Most of Abura’s friends abandoned her during the moment of need yet as KOT put it, it is the same friends who are now mourning her death.
Critics are now drawing a comparison between the late Abura’s tribulations and those that faced Janet Kanini, the TV anchor who received overwhelming support from Kenyan’s after she reached out by announcing that she was suffering from lung cancer.
“Four weeks ago I came to India seeking a medical answer - well I found it, and it was not what I expected at all.
Before I write more, let me explain that my case of Deep Vein Thrombosis (DVT) is not the typical case...” Janet stated as she started to narrate her dilemma.
“So here is what the latest medical reports say: lung cancer, stage four, meaning it has spread from the primary lung site into lymph nodes.”
Well, conquering odds and gathering courage to tell the world step by step progress in regards to her stage four cancer, Janet was in dire need of medical assistance.
Impressively, her organisation, fans, friends and family formed a strong support system and came in handy towards her medical campaign, making her’s one of the most successful medical appeals and recovery stories yet. She has since recovered.
Not long ago, singer Njambi Koikai also sought well-wisher’s assistance in the quest to receive treatment for her grandmother in India, then for her condition sometime later.
In a bid to raise funds, her band held a concert but most of the people in the entertainment industry never assisted her.
“The attendance was underwhelming. As much as some friends, colleagues and well-wishers have come through for us, there are people I expected to be on the forefront in this, but they have turned away.
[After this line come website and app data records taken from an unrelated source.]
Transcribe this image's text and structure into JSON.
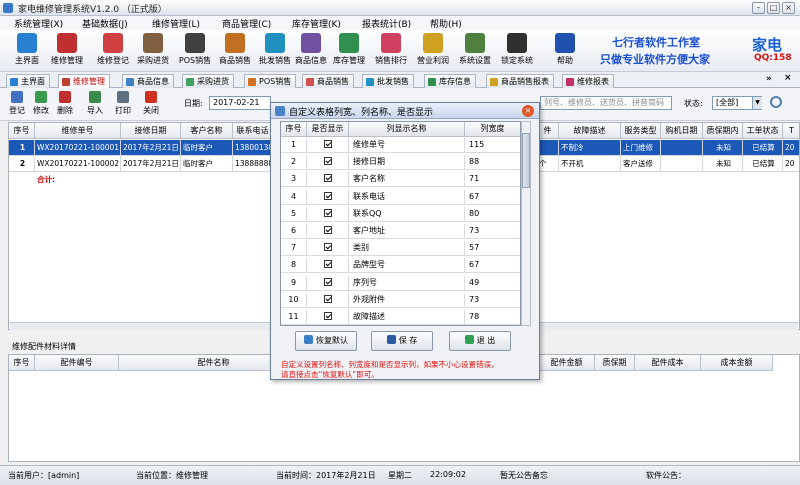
{
  "window": {
    "title": "家电维修管理系统V1.2.0 （正式版）"
  },
  "menubar": [
    "系统管理(X)",
    "基础数据(J)",
    "维修管理(L)",
    "商品管理(C)",
    "库存管理(K)",
    "报表统计(B)",
    "帮助(H)"
  ],
  "toolbar": [
    {
      "label": "主界面",
      "icon": "home-icon",
      "color": "#2a80d0"
    },
    {
      "label": "维修管理",
      "icon": "check-form-icon",
      "color": "#c03030"
    },
    {
      "label": "维修登记",
      "icon": "pen-form-icon",
      "color": "#d04040"
    },
    {
      "label": "采购进货",
      "icon": "clipboard-icon",
      "color": "#806040"
    },
    {
      "label": "POS销售",
      "icon": "pos-icon",
      "color": "#404040"
    },
    {
      "label": "商品销售",
      "icon": "sale-icon",
      "color": "#c07020"
    },
    {
      "label": "批发销售",
      "icon": "wholesale-icon",
      "color": "#2090c0"
    },
    {
      "label": "商品信息",
      "icon": "product-icon",
      "color": "#7050a0"
    },
    {
      "label": "库存管理",
      "icon": "stock-icon",
      "color": "#309050"
    },
    {
      "label": "销售排行",
      "icon": "bar-chart-icon",
      "color": "#d04060"
    },
    {
      "label": "营业利润",
      "icon": "profit-icon",
      "color": "#d0a020"
    },
    {
      "label": "系统设置",
      "icon": "settings-icon",
      "color": "#508040"
    },
    {
      "label": "锁定系统",
      "icon": "lock-icon",
      "color": "#303030"
    },
    {
      "label": "帮助",
      "icon": "help-icon",
      "color": "#2050b0"
    }
  ],
  "promo": {
    "line1": "七行者软件工作室",
    "line2": "只做专业软件方便大家",
    "brand": "家电",
    "qq": "QQ:158"
  },
  "tabs": [
    {
      "label": "主界面",
      "active": false
    },
    {
      "label": "维修管理",
      "active": true
    },
    {
      "label": "商品信息",
      "active": false
    },
    {
      "label": "采购进货",
      "active": false
    },
    {
      "label": "POS销售",
      "active": false
    },
    {
      "label": "商品销售",
      "active": false
    },
    {
      "label": "批发销售",
      "active": false
    },
    {
      "label": "库存信息",
      "active": false
    },
    {
      "label": "商品销售报表",
      "active": false
    },
    {
      "label": "维修报表",
      "active": false
    }
  ],
  "subbar": {
    "buttons": [
      "登记",
      "修改",
      "删除",
      "导入",
      "打印",
      "关闭"
    ],
    "date_label": "日期:",
    "date_value": "2017-02-21",
    "search_placeholder": "列号、维修员、送货员、拼音简码",
    "status_label": "状态:",
    "status_value": "[全部]"
  },
  "grid": {
    "columns_left": [
      "序号",
      "维修单号",
      "接修日期",
      "客户名称",
      "联系电话"
    ],
    "columns_right": [
      "件",
      "故障描述",
      "服务类型",
      "购机日期",
      "质保期内",
      "工单状态",
      "T"
    ],
    "rows": [
      {
        "no": "1",
        "order": "WX20170221-100001",
        "date": "2017年2月21日",
        "customer": "临时客户",
        "phone": "13800138",
        "r0": "",
        "fault": "不制冷",
        "service": "上门维修",
        "buy": "",
        "warranty": "未知",
        "state": "已结算",
        "t": "20"
      },
      {
        "no": "2",
        "order": "WX20170221-100002",
        "date": "2017年2月21日",
        "customer": "临时客户",
        "phone": "13888888",
        "r0": "个",
        "fault": "不开机",
        "service": "客户送修",
        "buy": "",
        "warranty": "未知",
        "state": "已结算",
        "t": "20"
      }
    ],
    "total_label": "合计:"
  },
  "detail": {
    "title": "维修配件材料详情",
    "columns_left": [
      "序号",
      "配件编号",
      "配件名称"
    ],
    "columns_right": [
      "配件金额",
      "质保期",
      "配件成本",
      "成本金额"
    ]
  },
  "dialog": {
    "title": "自定义表格列宽、列名称、是否显示",
    "columns": [
      "序号",
      "是否显示",
      "列显示名称",
      "列宽度"
    ],
    "rows": [
      {
        "no": "1",
        "name": "维修单号",
        "width": "115"
      },
      {
        "no": "2",
        "name": "接修日期",
        "width": "88"
      },
      {
        "no": "3",
        "name": "客户名称",
        "width": "71"
      },
      {
        "no": "4",
        "name": "联系电话",
        "width": "67"
      },
      {
        "no": "5",
        "name": "联系QQ",
        "width": "80"
      },
      {
        "no": "6",
        "name": "客户地址",
        "width": "73"
      },
      {
        "no": "7",
        "name": "类别",
        "width": "57"
      },
      {
        "no": "8",
        "name": "品牌型号",
        "width": "67"
      },
      {
        "no": "9",
        "name": "序列号",
        "width": "49"
      },
      {
        "no": "10",
        "name": "外观附件",
        "width": "73"
      },
      {
        "no": "11",
        "name": "故障描述",
        "width": "78"
      }
    ],
    "buttons": {
      "restore": "恢复默认",
      "save": "保 存",
      "exit": "退 出"
    },
    "note1": "自定义设置列名称、列宽度和是否显示列，如果不小心设置错误，",
    "note2": "请直接点击“恢复默认”即可。"
  },
  "statusbar": {
    "user": "当前用户：[admin]",
    "location": "当前位置：维修管理",
    "time": "当前时间：2017年2月21日",
    "weekday": "星期二",
    "clock": "22:09:02",
    "notice": "暂无公告备忘",
    "software_notice": "软件公告："
  }
}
It has taken a personal challenge for me to know who my true friends are,” she says.
Even with proper medical insurance covers, selling off property and even taking loans, medical expenses can be a bit overwhelming, a situation exacerbated by the poorly-equipped Kenyan hospitals where patients have to wait many days before getting proper treatment.
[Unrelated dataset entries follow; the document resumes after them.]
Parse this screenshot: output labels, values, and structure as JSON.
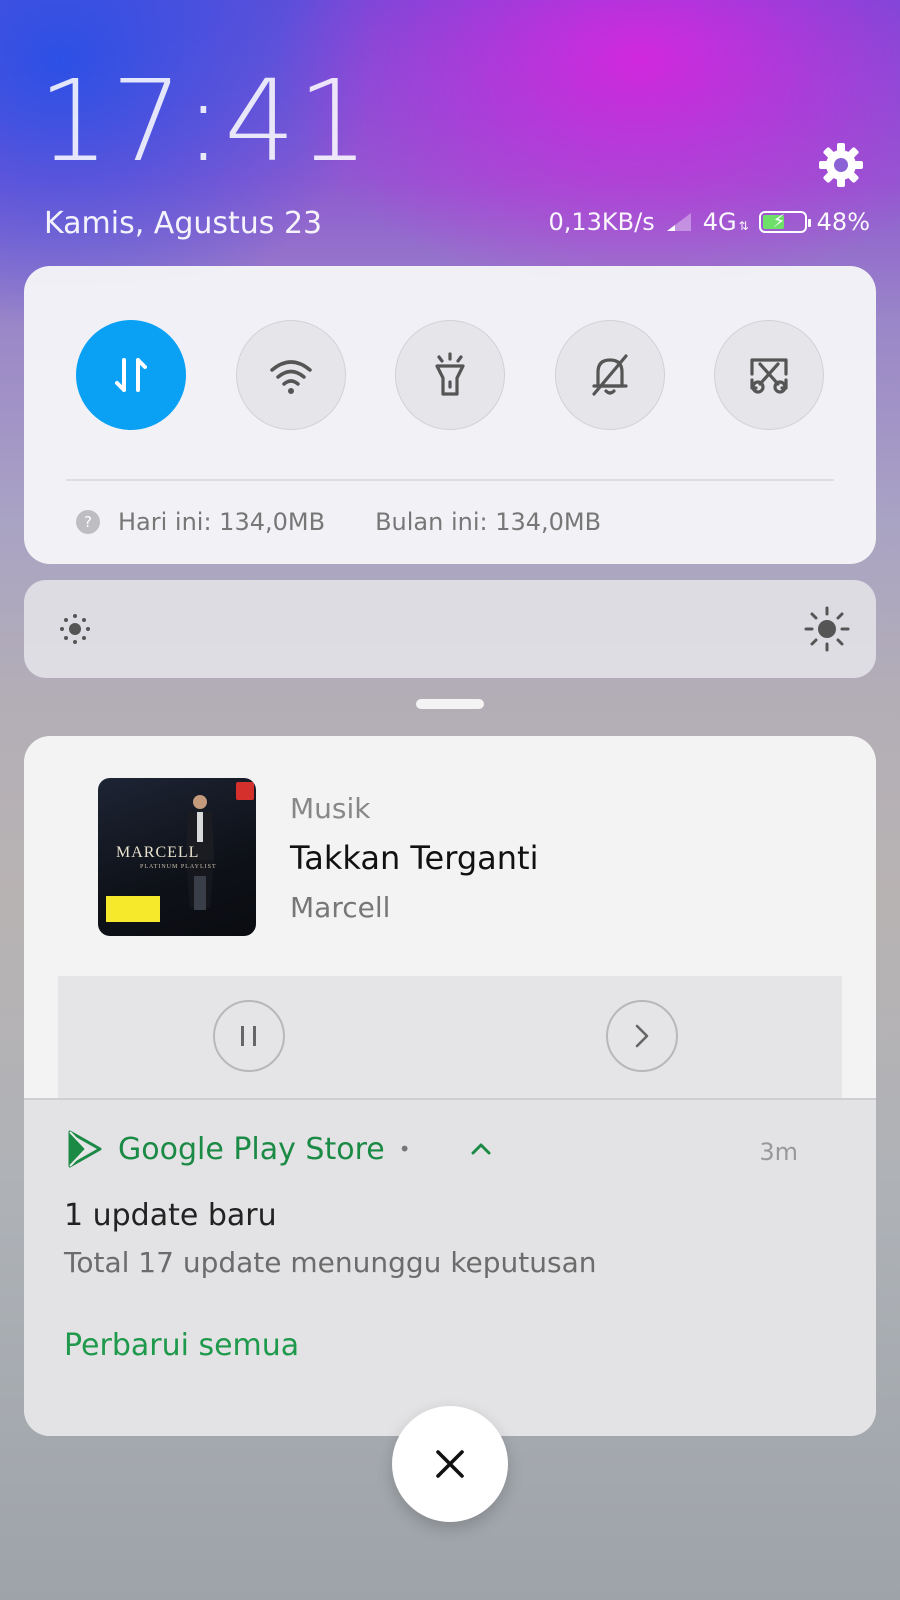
{
  "lockscreen": {
    "time": "17:41",
    "date": "Kamis, Agustus 23"
  },
  "status_bar": {
    "speed": "0,13KB/s",
    "network": "4G",
    "battery": "48%",
    "battery_level": 0.48,
    "icons": [
      "signal-icon",
      "battery-charging-icon",
      "settings-gear-icon"
    ]
  },
  "quick_settings": {
    "toggles": [
      {
        "name": "mobile-data",
        "icon": "data-transfer-icon",
        "active": true
      },
      {
        "name": "wifi",
        "icon": "wifi-icon",
        "active": false
      },
      {
        "name": "flashlight",
        "icon": "flashlight-icon",
        "active": false
      },
      {
        "name": "silent",
        "icon": "bell-off-icon",
        "active": false
      },
      {
        "name": "screenshot",
        "icon": "screenshot-icon",
        "active": false
      }
    ],
    "usage_today": "Hari ini: 134,0MB",
    "usage_month": "Bulan ini: 134,0MB"
  },
  "music": {
    "app": "Musik",
    "song": "Takkan Terganti",
    "artist": "Marcell",
    "album_art": {
      "title": "MARCELL",
      "subtitle": "PLATINUM PLAYLIST"
    }
  },
  "play_notification": {
    "app": "Google Play Store",
    "dot": "•",
    "time": "3m",
    "title": "1 update baru",
    "text": "Total 17 update menunggu keputusan",
    "action": "Perbarui semua"
  },
  "colors": {
    "accent_blue": "#0aa1f5",
    "play_green": "#1b8a45"
  }
}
Not even the new entertainer’s medical schemes such as those being offered to the Performers Rights Society of Kenya (PRISK) seem to be helping local entertainers most of whom face many financial challenges because of the instability in the sector.
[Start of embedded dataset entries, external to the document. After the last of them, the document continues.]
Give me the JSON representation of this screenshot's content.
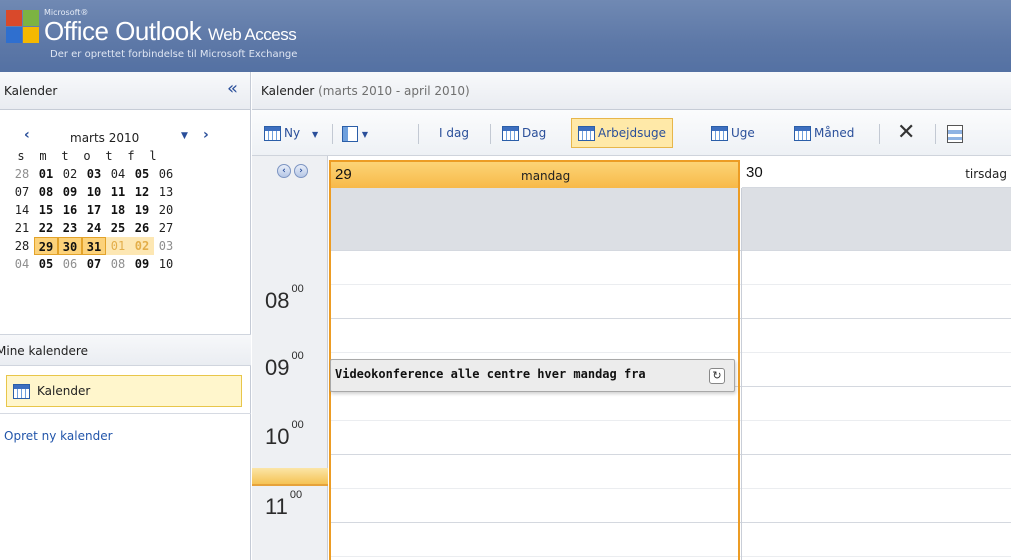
{
  "header": {
    "brand_small": "Microsoft®",
    "title": "Office Outlook",
    "title_suffix": "Web Access",
    "subtitle": "Der er oprettet forbindelse til Microsoft Exchange"
  },
  "left": {
    "title": "Kalender",
    "collapse": "«",
    "minical": {
      "month": "marts 2010",
      "prev": "‹",
      "next": "›",
      "weekdays": [
        "s",
        "m",
        "t",
        "o",
        "t",
        "f",
        "l"
      ],
      "rows": [
        [
          "28",
          "01",
          "02",
          "03",
          "04",
          "05",
          "06"
        ],
        [
          "07",
          "08",
          "09",
          "10",
          "11",
          "12",
          "13"
        ],
        [
          "14",
          "15",
          "16",
          "17",
          "18",
          "19",
          "20"
        ],
        [
          "21",
          "22",
          "23",
          "24",
          "25",
          "26",
          "27"
        ],
        [
          "28",
          "29",
          "30",
          "31",
          "01",
          "02",
          "03"
        ],
        [
          "04",
          "05",
          "06",
          "07",
          "08",
          "09",
          "10"
        ]
      ]
    },
    "my_calendars_label": "Mine kalendere",
    "calendar_item": "Kalender",
    "new_calendar": "Opret ny kalender"
  },
  "right": {
    "title": "Kalender",
    "range": "(marts 2010 - april 2010)",
    "toolbar": {
      "new": "Ny",
      "today": "I dag",
      "day": "Dag",
      "workweek": "Arbejdsuge",
      "week": "Uge",
      "month": "Måned"
    },
    "days": [
      {
        "num": "29",
        "name": "mandag"
      },
      {
        "num": "30",
        "name": "tirsdag"
      }
    ],
    "hours": [
      "08",
      "09",
      "10",
      "11"
    ],
    "hour_suffix": "00",
    "appointment": "Videokonference alle centre hver mandag fra"
  },
  "colors": {
    "header": "#5d78a7",
    "selected_day": "#f7b949",
    "accent_border": "#ec9c24",
    "link": "#2255aa"
  }
}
Multiple-award winning star and one half of Longomba brothers, Christian Longomba, who left for the United States alongside his brother Lovy at the peak of their career in 2006, knows this story too well.
Diagnosed with a life-threatening tumour in his brain mid last year, he had to undergo a very risky and expensive surgery at a time when he only saw close family members and in-laws stand by him despite a desperate public appeal for funds to help offset the huge medical bill in the local media platforms and social media.
Most people in the entertainment industry kept off.
“Like everyone else, I have undergone trying times. But despite everything I thank God that my recovery was so amazing.
My illness has taught me a lot, especially faith in God. I have learnt to appreciate every little thing God has given me including my family,” he said adding that regardless of everything he is grateful to a section of Kenyans and non-Kenyans for their prayers, love and warmth that to a great extent contributed to his well-being.
Rapper Chris Kantai who had some major hit songs and actually influenced the culture by making it cool to rap in English sometime ago is reportedly admitted in hospital owing to his on-and-off battle with alcoholism that at some point nearly cost him his career.
This follows his recent comeback that saw him release several songs among them the commendable, awesome Ting Badi Malo with Khaligraph Jones.
Although there is no denying that the likes of Kantai struggled hard to make cash during their time, one can only hope for the best.
[email protected], whose ‘comebacks’ have failed to materialise even after getting fans through with hits like Under 18, Sitoi Kitu Kidogo and Roundi Hii, the Calif Records artiste went under, with his addiction seemingly the root cause of his woes.
During the time [email protected] was reportedly all alone locked in a rehab for more than a year with only family members, a handful of friends and just a few fellow artistes who bothered to check on him.